Data records for software interfaces

--------------------------------------------------

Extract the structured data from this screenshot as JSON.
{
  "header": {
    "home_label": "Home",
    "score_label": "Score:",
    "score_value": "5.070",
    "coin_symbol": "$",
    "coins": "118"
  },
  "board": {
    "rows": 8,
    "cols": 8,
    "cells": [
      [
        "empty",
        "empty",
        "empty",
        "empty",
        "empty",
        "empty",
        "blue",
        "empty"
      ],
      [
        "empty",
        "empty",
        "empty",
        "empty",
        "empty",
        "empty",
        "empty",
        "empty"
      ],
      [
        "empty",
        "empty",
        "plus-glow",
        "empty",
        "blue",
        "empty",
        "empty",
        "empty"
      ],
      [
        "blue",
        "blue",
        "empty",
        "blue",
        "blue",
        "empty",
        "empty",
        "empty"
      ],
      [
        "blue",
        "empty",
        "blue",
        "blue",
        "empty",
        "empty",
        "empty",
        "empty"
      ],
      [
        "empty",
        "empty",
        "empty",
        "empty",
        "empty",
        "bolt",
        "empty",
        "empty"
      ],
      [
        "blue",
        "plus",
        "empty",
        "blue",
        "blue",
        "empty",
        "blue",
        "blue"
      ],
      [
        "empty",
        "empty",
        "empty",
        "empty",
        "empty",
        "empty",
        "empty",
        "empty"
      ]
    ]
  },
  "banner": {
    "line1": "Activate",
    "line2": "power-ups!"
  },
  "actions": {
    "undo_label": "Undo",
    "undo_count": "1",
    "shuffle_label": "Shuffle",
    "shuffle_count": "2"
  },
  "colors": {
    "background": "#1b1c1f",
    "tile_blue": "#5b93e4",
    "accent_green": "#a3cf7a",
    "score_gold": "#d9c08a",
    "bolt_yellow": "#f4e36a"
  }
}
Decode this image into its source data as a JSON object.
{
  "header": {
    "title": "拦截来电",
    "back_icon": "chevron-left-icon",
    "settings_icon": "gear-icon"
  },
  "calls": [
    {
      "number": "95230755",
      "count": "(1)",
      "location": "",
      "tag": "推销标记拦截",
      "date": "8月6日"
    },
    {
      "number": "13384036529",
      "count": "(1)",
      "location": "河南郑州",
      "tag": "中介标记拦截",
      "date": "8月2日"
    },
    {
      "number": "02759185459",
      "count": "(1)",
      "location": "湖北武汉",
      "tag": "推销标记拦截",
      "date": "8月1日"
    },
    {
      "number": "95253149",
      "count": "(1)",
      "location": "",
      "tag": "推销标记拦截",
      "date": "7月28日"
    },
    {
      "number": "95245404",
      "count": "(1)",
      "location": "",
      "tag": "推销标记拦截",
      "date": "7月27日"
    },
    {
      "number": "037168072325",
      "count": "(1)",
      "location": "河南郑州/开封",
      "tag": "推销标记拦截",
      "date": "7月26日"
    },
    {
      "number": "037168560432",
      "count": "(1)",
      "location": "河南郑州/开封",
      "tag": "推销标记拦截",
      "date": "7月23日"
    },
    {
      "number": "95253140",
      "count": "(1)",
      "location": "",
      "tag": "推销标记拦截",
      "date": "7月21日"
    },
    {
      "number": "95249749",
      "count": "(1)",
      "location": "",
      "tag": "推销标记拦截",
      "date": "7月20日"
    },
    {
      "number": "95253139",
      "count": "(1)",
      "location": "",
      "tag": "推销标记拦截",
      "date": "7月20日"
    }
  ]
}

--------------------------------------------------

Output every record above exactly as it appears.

- _Written answer_
Extract the structured data from this screenshot as JSON.
{
  "header": {
    "home_label": "Home",
    "score_label": "Score:",
    "score_value": "5.070",
    "coin_symbol": "$",
    "coins": "118"
  },
  "board": {
    "rows": 8,
    "cols": 8,
    "cells": [
      [
        "empty",
        "empty",
        "empty",
        "empty",
        "empty",
        "empty",
        "blue",
        "empty"
      ],
      [
        "empty",
        "empty",
        "empty",
        "empty",
        "empty",
        "empty",
        "empty",
        "empty"
      ],
      [
        "empty",
        "empty",
        "plus-glow",
        "empty",
        "blue",
        "empty",
        "empty",
        "empty"
      ],
      [
        "blue",
        "blue",
        "empty",
        "blue",
        "blue",
        "empty",
        "empty",
        "empty"
      ],
      [
        "blue",
        "empty",
        "blue",
        "blue",
        "empty",
        "empty",
        "empty",
        "empty"
      ],
      [
        "empty",
        "empty",
        "empty",
        "empty",
        "empty",
        "bolt",
        "empty",
        "empty"
      ],
      [
        "blue",
        "plus",
        "empty",
        "blue",
        "blue",
        "empty",
        "blue",
        "blue"
      ],
      [
        "empty",
        "empty",
        "empty",
        "empty",
        "empty",
        "empty",
        "empty",
        "empty"
      ]
    ]
  },
  "banner": {
    "line1": "Activate",
    "line2": "power-ups!"
  },
  "actions": {
    "undo_label": "Undo",
    "undo_count": "1",
    "shuffle_label": "Shuffle",
    "shuffle_count": "2"
  },
  "colors": {
    "background": "#1b1c1f",
    "tile_blue": "#5b93e4",
    "accent_green": "#a3cf7a",
    "score_gold": "#d9c08a",
    "bolt_yellow": "#f4e36a"
  }
}
Decode this image into its source data as a JSON object.
{
  "header": {
    "title": "拦截来电",
    "back_icon": "chevron-left-icon",
    "settings_icon": "gear-icon"
  },
  "calls": [
    {
      "number": "95230755",
      "count": "(1)",
      "location": "",
      "tag": "推销标记拦截",
      "date": "8月6日"
    },
    {
      "number": "13384036529",
      "count": "(1)",
      "location": "河南郑州",
      "tag": "中介标记拦截",
      "date": "8月2日"
    },
    {
      "number": "02759185459",
      "count": "(1)",
      "location": "湖北武汉",
      "tag": "推销标记拦截",
      "date": "8月1日"
    },
    {
      "number": "95253149",
      "count": "(1)",
      "location": "",
      "tag": "推销标记拦截",
      "date": "7月28日"
    },
    {
      "number": "95245404",
      "count": "(1)",
      "location": "",
      "tag": "推销标记拦截",
      "date": "7月27日"
    },
    {
      "number": "037168072325",
      "count": "(1)",
      "location": "河南郑州/开封",
      "tag": "推销标记拦截",
      "date": "7月26日"
    },
    {
      "number": "037168560432",
      "count": "(1)",
      "location": "河南郑州/开封",
      "tag": "推销标记拦截",
      "date": "7月23日"
    },
    {
      "number": "95253140",
      "count": "(1)",
      "location": "",
      "tag": "推销标记拦截",
      "date": "7月21日"
    },
    {
      "number": "95249749",
      "count": "(1)",
      "location": "",
      "tag": "推销标记拦截",
      "date": "7月20日"
    },
    {
      "number": "95253139",
      "count": "(1)",
      "location": "",
      "tag": "推销标记拦截",
      "date": "7月20日"
    }
  ]
}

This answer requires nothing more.